Problem requirements: For every line that contains the string "title", pull that line out of the material below.

Data excerpts:
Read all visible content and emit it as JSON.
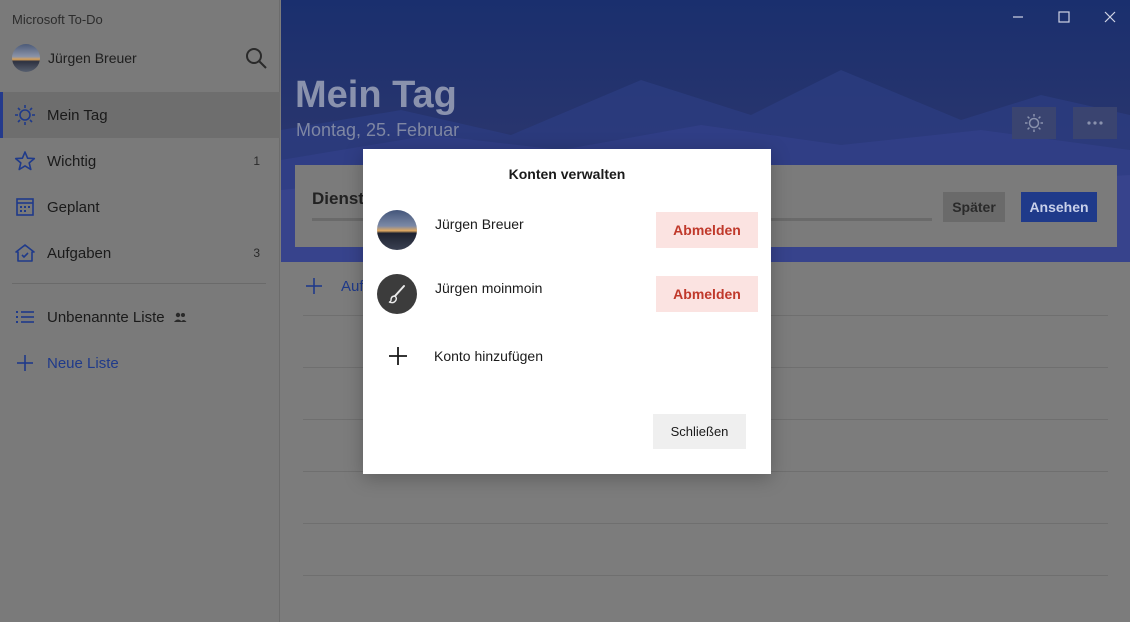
{
  "app": {
    "title": "Microsoft To-Do"
  },
  "user": {
    "name": "Jürgen Breuer"
  },
  "nav": {
    "items": [
      {
        "label": "Mein Tag",
        "count": "",
        "icon": "sun-icon"
      },
      {
        "label": "Wichtig",
        "count": "1",
        "icon": "star-icon"
      },
      {
        "label": "Geplant",
        "count": "",
        "icon": "calendar-icon"
      },
      {
        "label": "Aufgaben",
        "count": "3",
        "icon": "home-icon"
      }
    ],
    "lists": [
      {
        "label": "Unbenannte Liste",
        "icon": "list-icon"
      }
    ],
    "new_list_label": "Neue Liste"
  },
  "main": {
    "title": "Mein Tag",
    "date": "Montag, 25. Februar",
    "suggestion": {
      "title": "Dienst",
      "later_label": "Später",
      "view_label": "Ansehen"
    },
    "add_task_label": "Auf"
  },
  "dialog": {
    "title": "Konten verwalten",
    "accounts": [
      {
        "name": "Jürgen Breuer",
        "signout_label": "Abmelden"
      },
      {
        "name": "Jürgen moinmoin",
        "signout_label": "Abmelden"
      }
    ],
    "add_account_label": "Konto hinzufügen",
    "close_label": "Schließen"
  },
  "colors": {
    "accent": "#1f3a8a",
    "signout_bg": "#fbe3e1",
    "signout_text": "#c0392b"
  }
}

Exercise answer:
    "title": "Microsoft To-Do"
    "title": "Mein Tag",
      "title": "Dienst",
    "title": "Konten verwalten",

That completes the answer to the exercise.